It's no secret that the U.S. does not score high in regard to financial literacy.
A recent study by the National Association of Federal Credit Unions once again confirmed this fact, and the attention has now turned toward schools and their lack of personal finance education. Several published studies have shown that there is a gap in such education and that the deficiency needs to be eliminated.
States regulations aren't up to par
According to a study by the Council For Economic Education, in 2011, only 13 states listed personal finance education as a requirement for graduation. Additionally, only 14 states imposed a standard that such courses are a mandated part of high school curriculums, and only five states required testing.
In 2014, the numbers did not improve much, as the graduation requirement rose to 19 states, the curriculum requirement increased to 17 states and the testing mandate inched up to six states.
A separate study of 65,000 first-year college students - conducted by Everfi and sponsored by Higher One - showed the consequences of such gaps in personal finance education. The 2014 Money Matters on Campus report found that students who had such education were more accurately able to answer questions related to personal finance and more adept at managing their money. The most recent results mirror those of the year prior, indicating a need for more advocacy toward increasing financial education in schools.
Improving financial literacy in students is crucial
Personal finance habits have a large potential to affect economic stability. Not only can a lack of financial literacy make it harder for an individual to manage their money, but lenders can suffer as a result of irresponsible borrowers. Truly, if the mass amount of student debt is any indication of how the problem works on both micro and macro levels, there is a need for reform.

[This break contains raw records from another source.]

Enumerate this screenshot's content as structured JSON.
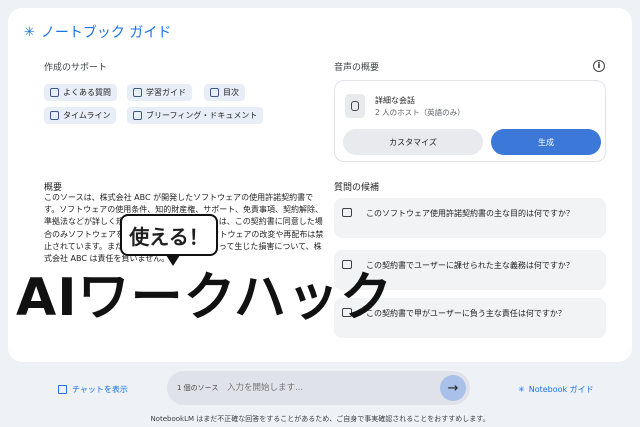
{
  "header": {
    "title": "ノートブック ガイド",
    "spark_glyph": "✳"
  },
  "creation_support": {
    "label": "作成のサポート",
    "chips": [
      {
        "label": "よくある質問",
        "icon": "faq-icon"
      },
      {
        "label": "学習ガイド",
        "icon": "study-guide-icon"
      },
      {
        "label": "目次",
        "icon": "toc-icon"
      },
      {
        "label": "タイムライン",
        "icon": "timeline-icon"
      },
      {
        "label": "ブリーフィング・ドキュメント",
        "icon": "briefing-icon"
      }
    ]
  },
  "audio_overview": {
    "label": "音声の概要",
    "info_glyph": "i",
    "title": "詳細な会話",
    "subtitle": "2 人のホスト（英語のみ）",
    "customize_label": "カスタマイズ",
    "generate_label": "生成"
  },
  "summary": {
    "heading": "概要",
    "body": "このソースは、株式会社 ABC が開発したソフトウェアの使用許諾契約書です。ソフトウェアの使用条件、知的財産権、サポート、免責事項、契約解除、準拠法などが詳しく規定されています。ユーザーは、この契約書に同意した場合のみソフトウェアを使用することができ、ソフトウェアの改変や再配布は禁止されています。また、ソフトウェアの使用によって生じた損害について、株式会社 ABC は責任を負いません。"
  },
  "questions": {
    "heading": "質問の候補",
    "items": [
      "このソフトウェア使用許諾契約書の主な目的は何ですか？",
      "この契約書でユーザーに課せられた主な義務は何ですか？",
      "この契約書で甲がユーザーに負う主な責任は何ですか？"
    ]
  },
  "overlay": {
    "speech_bubble": "使える！",
    "logo_text": "AIワークハック"
  },
  "bottom": {
    "chat_label": "チャットを表示",
    "source_count": "1 個のソース",
    "input_placeholder": "入力を開始します...",
    "send_glyph": "→",
    "guide_label": "Notebook ガイド",
    "disclaimer": "NotebookLM はまだ不正確な回答をすることがあるため、ご自身で事実確認されることをおすすめします。"
  },
  "colors": {
    "accent": "#1a73e8",
    "generate_button": "#3c78d8",
    "background": "#eef1f6"
  }
}
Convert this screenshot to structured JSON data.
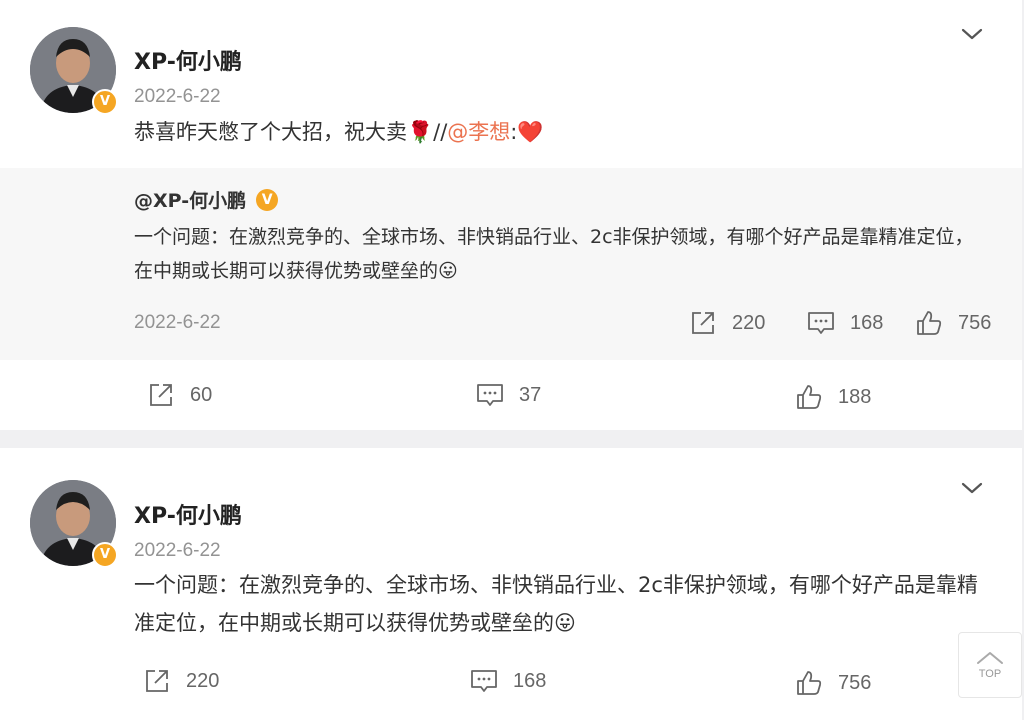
{
  "posts": [
    {
      "username": "XP-何小鹏",
      "date": "2022-6-22",
      "text_main": "恭喜昨天憋了个大招，祝大卖🌹//",
      "mention": "@李想",
      "text_tail": ":❤️",
      "repost": {
        "user": "@XP-何小鹏",
        "text": "一个问题：在激烈竞争的、全球市场、非快销品行业、2c非保护领域，有哪个好产品是靠精准定位，在中期或长期可以获得优势或壁垒的😛",
        "date": "2022-6-22",
        "repost_count": "220",
        "comment_count": "168",
        "like_count": "756"
      },
      "repost_count": "60",
      "comment_count": "37",
      "like_count": "188"
    },
    {
      "username": "XP-何小鹏",
      "date": "2022-6-22",
      "text": "一个问题：在激烈竞争的、全球市场、非快销品行业、2c非保护领域，有哪个好产品是靠精准定位，在中期或长期可以获得优势或壁垒的😛",
      "repost_count": "220",
      "comment_count": "168",
      "like_count": "756"
    }
  ],
  "verified_badge": "V",
  "top_button_label": "TOP",
  "icons": {
    "share": "share-icon",
    "comment": "comment-icon",
    "like": "like-icon",
    "menu": "chevron-down-icon"
  },
  "colors": {
    "mention": "#eb7350",
    "badge": "#f5a623"
  }
}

"These results show the need to start financial literacy education in the K-12 setting and for institutions to provide educational programs early on in a student's college experience that take into account attitudinal, behavioral and demographic differences," said Mary Johnson, director of financial literacy and student aid policy at Higher One. "It's critical that young adults receive a sound financial education as they make long-lasting decisions about college and how to finance their education."
The Money Matters study authors included a call to action for policymakers, practitioners and educators to lead the charge toward implementing more financial literacy courses in the K-12 setting. Additionally, they suggested colleges and universities make such education part of introductory coursework.

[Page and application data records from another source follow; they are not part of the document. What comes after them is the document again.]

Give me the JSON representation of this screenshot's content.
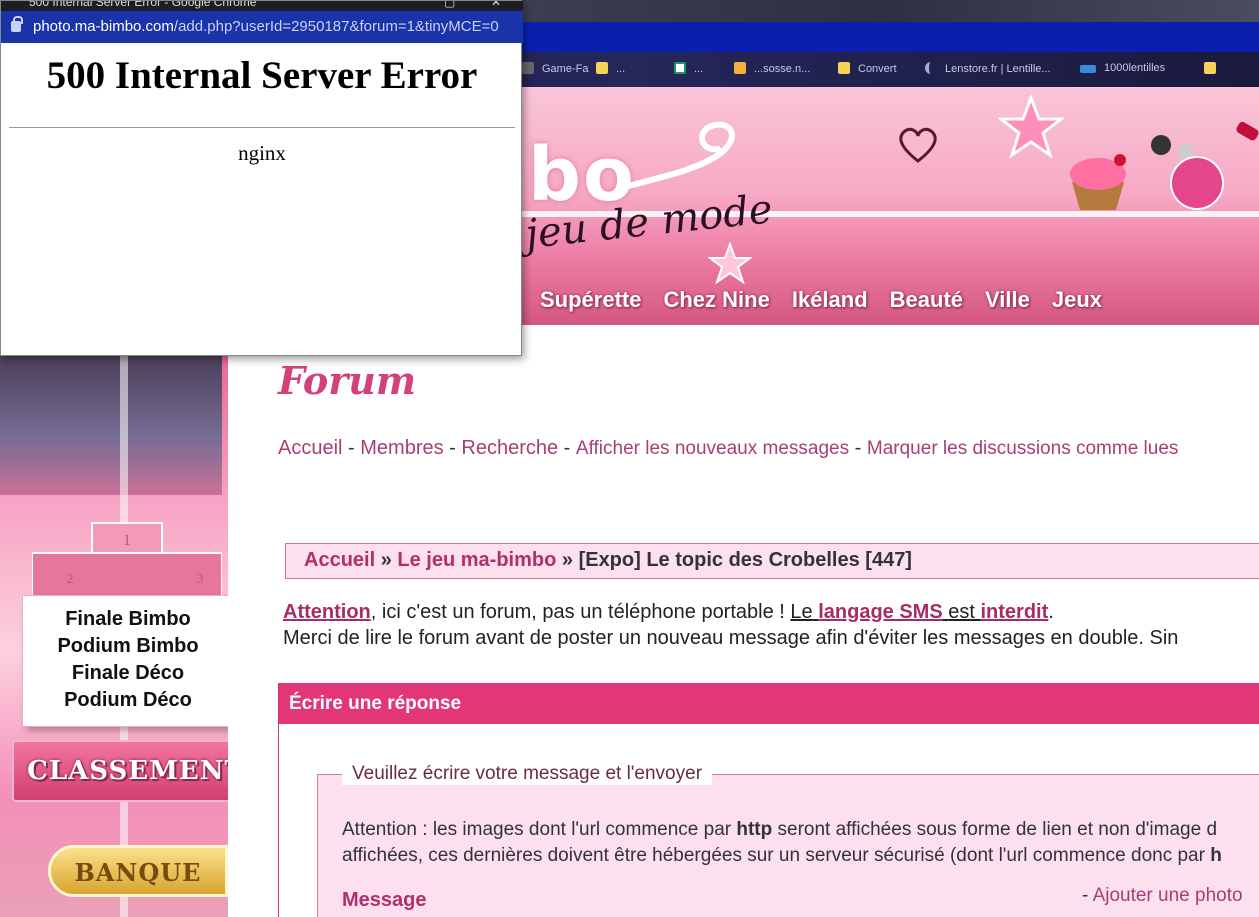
{
  "popup": {
    "window_title": "500 Internal Server Error - Google Chrome",
    "url_host": "photo.ma-bimbo.com",
    "url_path": "/add.php?userId=2950187&forum=1&tinyMCE=0",
    "heading": "500 Internal Server Error",
    "server": "nginx",
    "controls": [
      "▢",
      "✕"
    ]
  },
  "bookmarks": [
    {
      "label": "Game-Fa",
      "icon": "bookmark-icon"
    },
    {
      "label": "...",
      "icon": "folder-icon"
    },
    {
      "label": "...",
      "icon": "credit-agricole-icon"
    },
    {
      "label": "...sosse.n...",
      "icon": "mail-icon"
    },
    {
      "label": "Convert",
      "icon": "folder-icon"
    },
    {
      "label": "Lenstore.fr | Lentille...",
      "icon": "moon-icon"
    },
    {
      "label": "1000lentilles",
      "icon": "1000-icon"
    },
    {
      "label": "",
      "icon": "folder-icon"
    }
  ],
  "header": {
    "logo_text": "bo",
    "logo_subtitle": "jeu de mode",
    "nav": [
      "Supérette",
      "Chez Nine",
      "Ikéland",
      "Beauté",
      "Ville",
      "Jeux"
    ]
  },
  "sidebar": {
    "ranking": [
      "Finale Bimbo",
      "Podium Bimbo",
      "Finale Déco",
      "Podium Déco"
    ],
    "classement": "CLASSEMENT",
    "banque": "BANQUE"
  },
  "forum": {
    "title": "Forum",
    "links": [
      "Accueil",
      "Membres",
      "Recherche",
      "Afficher les nouveaux messages",
      "Marquer les discussions comme lues"
    ],
    "separator": " - ",
    "breadcrumb": {
      "home": "Accueil",
      "sep": " » ",
      "category": "Le jeu ma-bimbo",
      "topic": "[Expo] Le topic des Crobelles [447]"
    },
    "notice": {
      "attention": "Attention",
      "text1": ", ici c'est un forum, pas un téléphone portable ! ",
      "le": "Le",
      "sms": "langage SMS",
      "est": "est",
      "interdit": "interdit",
      "dot": ".",
      "line2": "Merci de lire le forum avant de poster un nouveau message afin d'éviter les messages en double. Sin"
    },
    "reply": {
      "header": "Écrire une réponse",
      "legend": "Veuillez écrire votre message et l'envoyer",
      "text_a": "Attention : les images dont l'url commence par ",
      "http": "http",
      "text_b": " seront affichées sous forme de lien et non d'image d",
      "text_c": "affichées, ces dernières doivent être hébergées sur un serveur sécurisé (dont l'url commence donc par ",
      "text_d": "h",
      "message_label": "Message",
      "photo_prefix": "- ",
      "photo_link": "Ajouter une photo"
    }
  }
}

Where credit unions can step in
Members of the community, including businesses, can also play an integral part in the goal of improving the financial literacy of the nation's students. According to Credit Union Insight, credit unions can provide resources to fill the gaps in education until there are policy changes to address the issue.
Many educational institutions lack the funding or resources to begin such programs, and without legislative intervention, it may be some time before personal finance can become part of curriculums. In addition to obstacles in the schools themselves, there may be setbacks with getting legislators to actually pass a law requiring more financial education, as bills can take months to clear a vote.
Some financial institutions already provide resources to schools and volunteer time to also be present in the classrooms and teach students about money management. Besides addressing a widespread gap in American education, credit unions can also further promote their brand image and reach out to potential customers.